━━━━━ Data supplied

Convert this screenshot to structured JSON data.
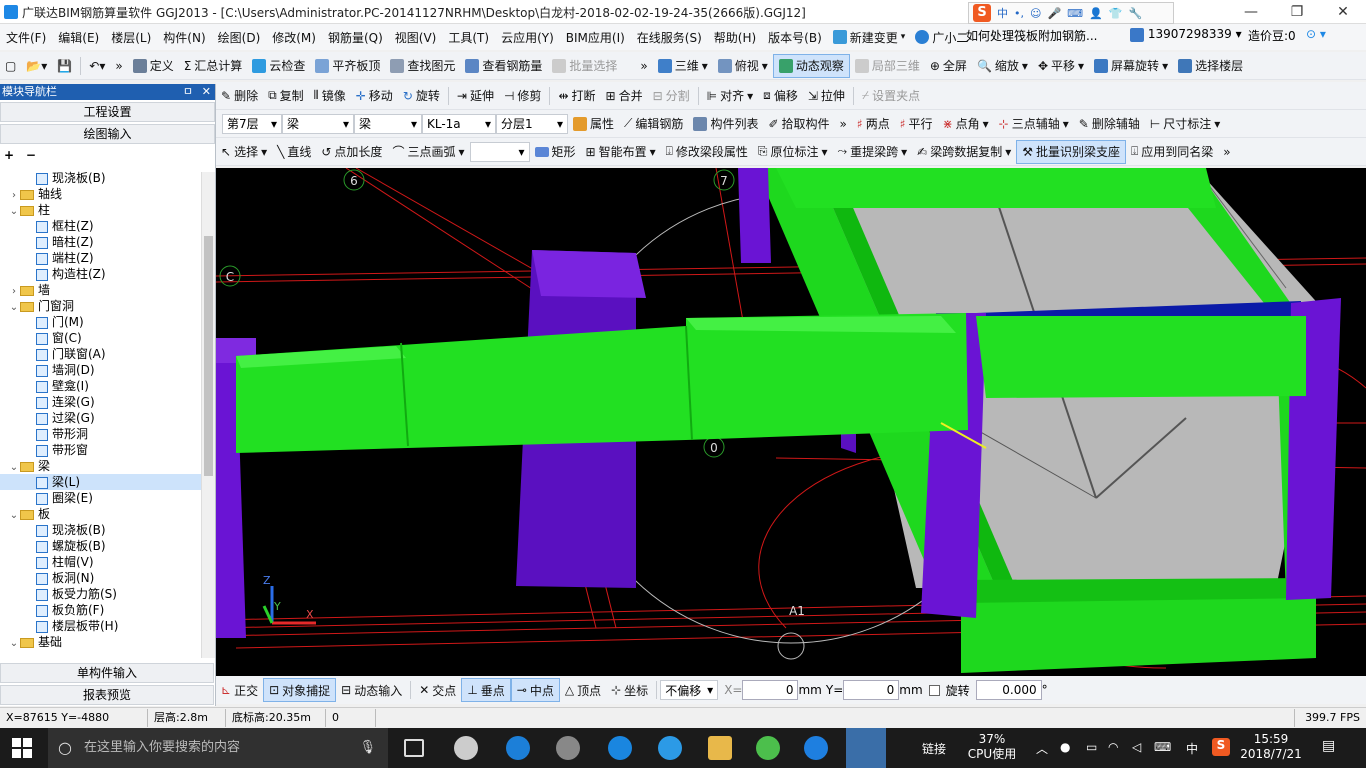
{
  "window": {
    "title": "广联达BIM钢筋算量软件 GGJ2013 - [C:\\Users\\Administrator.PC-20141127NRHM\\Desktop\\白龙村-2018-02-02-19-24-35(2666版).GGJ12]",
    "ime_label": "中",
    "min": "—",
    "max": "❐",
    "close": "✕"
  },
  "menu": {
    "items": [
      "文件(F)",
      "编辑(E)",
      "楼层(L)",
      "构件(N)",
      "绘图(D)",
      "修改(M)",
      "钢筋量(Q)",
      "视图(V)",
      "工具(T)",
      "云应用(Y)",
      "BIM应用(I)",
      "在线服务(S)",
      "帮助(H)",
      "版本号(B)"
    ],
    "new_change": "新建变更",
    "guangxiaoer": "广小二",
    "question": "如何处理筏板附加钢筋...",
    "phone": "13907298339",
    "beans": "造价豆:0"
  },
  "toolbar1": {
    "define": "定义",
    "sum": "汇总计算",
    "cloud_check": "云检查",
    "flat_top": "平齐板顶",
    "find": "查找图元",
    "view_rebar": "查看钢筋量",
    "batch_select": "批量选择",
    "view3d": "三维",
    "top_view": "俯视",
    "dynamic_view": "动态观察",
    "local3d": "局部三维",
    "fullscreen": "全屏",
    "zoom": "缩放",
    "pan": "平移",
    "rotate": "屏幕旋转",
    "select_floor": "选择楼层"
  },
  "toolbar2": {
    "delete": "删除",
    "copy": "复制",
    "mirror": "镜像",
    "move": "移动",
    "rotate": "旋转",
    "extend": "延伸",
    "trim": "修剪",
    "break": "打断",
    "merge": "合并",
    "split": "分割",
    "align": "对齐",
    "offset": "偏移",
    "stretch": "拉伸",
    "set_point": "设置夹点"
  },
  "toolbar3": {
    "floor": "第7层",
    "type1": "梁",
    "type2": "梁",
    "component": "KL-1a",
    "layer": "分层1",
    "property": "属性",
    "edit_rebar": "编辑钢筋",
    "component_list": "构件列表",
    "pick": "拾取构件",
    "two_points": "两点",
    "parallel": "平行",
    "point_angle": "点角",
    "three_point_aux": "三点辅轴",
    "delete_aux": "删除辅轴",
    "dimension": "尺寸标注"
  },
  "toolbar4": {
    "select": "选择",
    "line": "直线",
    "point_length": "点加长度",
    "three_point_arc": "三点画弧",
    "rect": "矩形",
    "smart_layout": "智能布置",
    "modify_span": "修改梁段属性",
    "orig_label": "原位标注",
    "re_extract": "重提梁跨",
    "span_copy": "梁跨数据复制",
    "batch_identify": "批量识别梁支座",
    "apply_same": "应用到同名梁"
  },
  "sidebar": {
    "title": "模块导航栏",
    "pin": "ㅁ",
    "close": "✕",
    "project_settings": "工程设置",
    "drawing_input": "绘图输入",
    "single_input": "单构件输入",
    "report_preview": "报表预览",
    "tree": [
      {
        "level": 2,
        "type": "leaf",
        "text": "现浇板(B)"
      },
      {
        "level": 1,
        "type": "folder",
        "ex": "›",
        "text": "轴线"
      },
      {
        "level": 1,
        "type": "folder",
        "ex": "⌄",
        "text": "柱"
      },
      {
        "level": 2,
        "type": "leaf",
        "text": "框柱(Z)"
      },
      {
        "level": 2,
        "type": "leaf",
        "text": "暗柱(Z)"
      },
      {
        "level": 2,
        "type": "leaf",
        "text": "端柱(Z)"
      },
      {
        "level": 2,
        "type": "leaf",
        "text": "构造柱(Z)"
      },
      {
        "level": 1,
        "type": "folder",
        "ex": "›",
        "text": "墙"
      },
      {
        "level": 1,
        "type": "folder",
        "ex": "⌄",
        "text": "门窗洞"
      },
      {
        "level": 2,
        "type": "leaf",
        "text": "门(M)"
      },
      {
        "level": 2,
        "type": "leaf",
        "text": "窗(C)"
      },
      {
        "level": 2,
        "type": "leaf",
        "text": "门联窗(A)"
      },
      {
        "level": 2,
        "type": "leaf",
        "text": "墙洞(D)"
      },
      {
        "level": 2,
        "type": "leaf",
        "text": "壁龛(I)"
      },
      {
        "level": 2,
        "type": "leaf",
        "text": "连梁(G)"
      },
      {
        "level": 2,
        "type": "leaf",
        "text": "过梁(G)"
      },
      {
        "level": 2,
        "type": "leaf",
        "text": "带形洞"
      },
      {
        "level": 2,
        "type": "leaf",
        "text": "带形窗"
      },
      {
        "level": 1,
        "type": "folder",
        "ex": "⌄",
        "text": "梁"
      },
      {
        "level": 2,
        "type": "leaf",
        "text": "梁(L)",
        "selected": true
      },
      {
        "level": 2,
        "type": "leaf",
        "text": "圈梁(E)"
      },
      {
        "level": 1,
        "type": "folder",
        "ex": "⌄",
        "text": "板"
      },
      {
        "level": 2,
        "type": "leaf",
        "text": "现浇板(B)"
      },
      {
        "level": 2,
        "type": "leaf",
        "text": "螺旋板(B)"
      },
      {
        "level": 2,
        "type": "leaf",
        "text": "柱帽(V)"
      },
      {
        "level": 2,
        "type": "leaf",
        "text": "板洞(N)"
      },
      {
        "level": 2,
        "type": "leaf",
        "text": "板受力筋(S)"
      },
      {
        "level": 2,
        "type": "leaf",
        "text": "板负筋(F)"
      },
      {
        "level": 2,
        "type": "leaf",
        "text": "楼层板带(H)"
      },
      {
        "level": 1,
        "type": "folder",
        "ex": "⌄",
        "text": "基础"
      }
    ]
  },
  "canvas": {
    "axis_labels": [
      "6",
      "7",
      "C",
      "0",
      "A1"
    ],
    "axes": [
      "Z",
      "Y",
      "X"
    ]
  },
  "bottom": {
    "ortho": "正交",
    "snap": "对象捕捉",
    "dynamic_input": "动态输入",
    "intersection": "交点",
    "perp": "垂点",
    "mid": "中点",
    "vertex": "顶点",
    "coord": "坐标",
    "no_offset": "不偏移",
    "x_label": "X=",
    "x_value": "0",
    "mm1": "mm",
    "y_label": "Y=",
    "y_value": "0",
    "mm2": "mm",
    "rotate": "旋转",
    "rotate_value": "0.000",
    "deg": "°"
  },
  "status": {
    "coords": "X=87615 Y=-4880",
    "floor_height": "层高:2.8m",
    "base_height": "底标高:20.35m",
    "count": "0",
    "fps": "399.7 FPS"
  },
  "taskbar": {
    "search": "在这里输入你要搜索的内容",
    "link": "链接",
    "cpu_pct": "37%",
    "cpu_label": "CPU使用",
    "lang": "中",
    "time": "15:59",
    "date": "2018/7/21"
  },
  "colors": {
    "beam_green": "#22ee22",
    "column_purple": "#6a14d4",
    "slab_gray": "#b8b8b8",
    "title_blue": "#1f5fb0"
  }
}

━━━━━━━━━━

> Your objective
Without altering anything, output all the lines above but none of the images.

> Completed task
Convert this screenshot to structured JSON data.
{
  "window": {
    "title": "广联达BIM钢筋算量软件 GGJ2013 - [C:\\Users\\Administrator.PC-20141127NRHM\\Desktop\\白龙村-2018-02-02-19-24-35(2666版).GGJ12]",
    "ime_label": "中",
    "min": "—",
    "max": "❐",
    "close": "✕"
  },
  "menu": {
    "items": [
      "文件(F)",
      "编辑(E)",
      "楼层(L)",
      "构件(N)",
      "绘图(D)",
      "修改(M)",
      "钢筋量(Q)",
      "视图(V)",
      "工具(T)",
      "云应用(Y)",
      "BIM应用(I)",
      "在线服务(S)",
      "帮助(H)",
      "版本号(B)"
    ],
    "new_change": "新建变更",
    "guangxiaoer": "广小二",
    "question": "如何处理筏板附加钢筋...",
    "phone": "13907298339",
    "beans": "造价豆:0"
  },
  "toolbar1": {
    "define": "定义",
    "sum": "汇总计算",
    "cloud_check": "云检查",
    "flat_top": "平齐板顶",
    "find": "查找图元",
    "view_rebar": "查看钢筋量",
    "batch_select": "批量选择",
    "view3d": "三维",
    "top_view": "俯视",
    "dynamic_view": "动态观察",
    "local3d": "局部三维",
    "fullscreen": "全屏",
    "zoom": "缩放",
    "pan": "平移",
    "rotate": "屏幕旋转",
    "select_floor": "选择楼层"
  },
  "toolbar2": {
    "delete": "删除",
    "copy": "复制",
    "mirror": "镜像",
    "move": "移动",
    "rotate": "旋转",
    "extend": "延伸",
    "trim": "修剪",
    "break": "打断",
    "merge": "合并",
    "split": "分割",
    "align": "对齐",
    "offset": "偏移",
    "stretch": "拉伸",
    "set_point": "设置夹点"
  },
  "toolbar3": {
    "floor": "第7层",
    "type1": "梁",
    "type2": "梁",
    "component": "KL-1a",
    "layer": "分层1",
    "property": "属性",
    "edit_rebar": "编辑钢筋",
    "component_list": "构件列表",
    "pick": "拾取构件",
    "two_points": "两点",
    "parallel": "平行",
    "point_angle": "点角",
    "three_point_aux": "三点辅轴",
    "delete_aux": "删除辅轴",
    "dimension": "尺寸标注"
  },
  "toolbar4": {
    "select": "选择",
    "line": "直线",
    "point_length": "点加长度",
    "three_point_arc": "三点画弧",
    "rect": "矩形",
    "smart_layout": "智能布置",
    "modify_span": "修改梁段属性",
    "orig_label": "原位标注",
    "re_extract": "重提梁跨",
    "span_copy": "梁跨数据复制",
    "batch_identify": "批量识别梁支座",
    "apply_same": "应用到同名梁"
  },
  "sidebar": {
    "title": "模块导航栏",
    "pin": "ㅁ",
    "close": "✕",
    "project_settings": "工程设置",
    "drawing_input": "绘图输入",
    "single_input": "单构件输入",
    "report_preview": "报表预览",
    "tree": [
      {
        "level": 2,
        "type": "leaf",
        "text": "现浇板(B)"
      },
      {
        "level": 1,
        "type": "folder",
        "ex": "›",
        "text": "轴线"
      },
      {
        "level": 1,
        "type": "folder",
        "ex": "⌄",
        "text": "柱"
      },
      {
        "level": 2,
        "type": "leaf",
        "text": "框柱(Z)"
      },
      {
        "level": 2,
        "type": "leaf",
        "text": "暗柱(Z)"
      },
      {
        "level": 2,
        "type": "leaf",
        "text": "端柱(Z)"
      },
      {
        "level": 2,
        "type": "leaf",
        "text": "构造柱(Z)"
      },
      {
        "level": 1,
        "type": "folder",
        "ex": "›",
        "text": "墙"
      },
      {
        "level": 1,
        "type": "folder",
        "ex": "⌄",
        "text": "门窗洞"
      },
      {
        "level": 2,
        "type": "leaf",
        "text": "门(M)"
      },
      {
        "level": 2,
        "type": "leaf",
        "text": "窗(C)"
      },
      {
        "level": 2,
        "type": "leaf",
        "text": "门联窗(A)"
      },
      {
        "level": 2,
        "type": "leaf",
        "text": "墙洞(D)"
      },
      {
        "level": 2,
        "type": "leaf",
        "text": "壁龛(I)"
      },
      {
        "level": 2,
        "type": "leaf",
        "text": "连梁(G)"
      },
      {
        "level": 2,
        "type": "leaf",
        "text": "过梁(G)"
      },
      {
        "level": 2,
        "type": "leaf",
        "text": "带形洞"
      },
      {
        "level": 2,
        "type": "leaf",
        "text": "带形窗"
      },
      {
        "level": 1,
        "type": "folder",
        "ex": "⌄",
        "text": "梁"
      },
      {
        "level": 2,
        "type": "leaf",
        "text": "梁(L)",
        "selected": true
      },
      {
        "level": 2,
        "type": "leaf",
        "text": "圈梁(E)"
      },
      {
        "level": 1,
        "type": "folder",
        "ex": "⌄",
        "text": "板"
      },
      {
        "level": 2,
        "type": "leaf",
        "text": "现浇板(B)"
      },
      {
        "level": 2,
        "type": "leaf",
        "text": "螺旋板(B)"
      },
      {
        "level": 2,
        "type": "leaf",
        "text": "柱帽(V)"
      },
      {
        "level": 2,
        "type": "leaf",
        "text": "板洞(N)"
      },
      {
        "level": 2,
        "type": "leaf",
        "text": "板受力筋(S)"
      },
      {
        "level": 2,
        "type": "leaf",
        "text": "板负筋(F)"
      },
      {
        "level": 2,
        "type": "leaf",
        "text": "楼层板带(H)"
      },
      {
        "level": 1,
        "type": "folder",
        "ex": "⌄",
        "text": "基础"
      }
    ]
  },
  "canvas": {
    "axis_labels": [
      "6",
      "7",
      "C",
      "0",
      "A1"
    ],
    "axes": [
      "Z",
      "Y",
      "X"
    ]
  },
  "bottom": {
    "ortho": "正交",
    "snap": "对象捕捉",
    "dynamic_input": "动态输入",
    "intersection": "交点",
    "perp": "垂点",
    "mid": "中点",
    "vertex": "顶点",
    "coord": "坐标",
    "no_offset": "不偏移",
    "x_label": "X=",
    "x_value": "0",
    "mm1": "mm",
    "y_label": "Y=",
    "y_value": "0",
    "mm2": "mm",
    "rotate": "旋转",
    "rotate_value": "0.000",
    "deg": "°"
  },
  "status": {
    "coords": "X=87615 Y=-4880",
    "floor_height": "层高:2.8m",
    "base_height": "底标高:20.35m",
    "count": "0",
    "fps": "399.7 FPS"
  },
  "taskbar": {
    "search": "在这里输入你要搜索的内容",
    "link": "链接",
    "cpu_pct": "37%",
    "cpu_label": "CPU使用",
    "lang": "中",
    "time": "15:59",
    "date": "2018/7/21"
  },
  "colors": {
    "beam_green": "#22ee22",
    "column_purple": "#6a14d4",
    "slab_gray": "#b8b8b8",
    "title_blue": "#1f5fb0"
  }
}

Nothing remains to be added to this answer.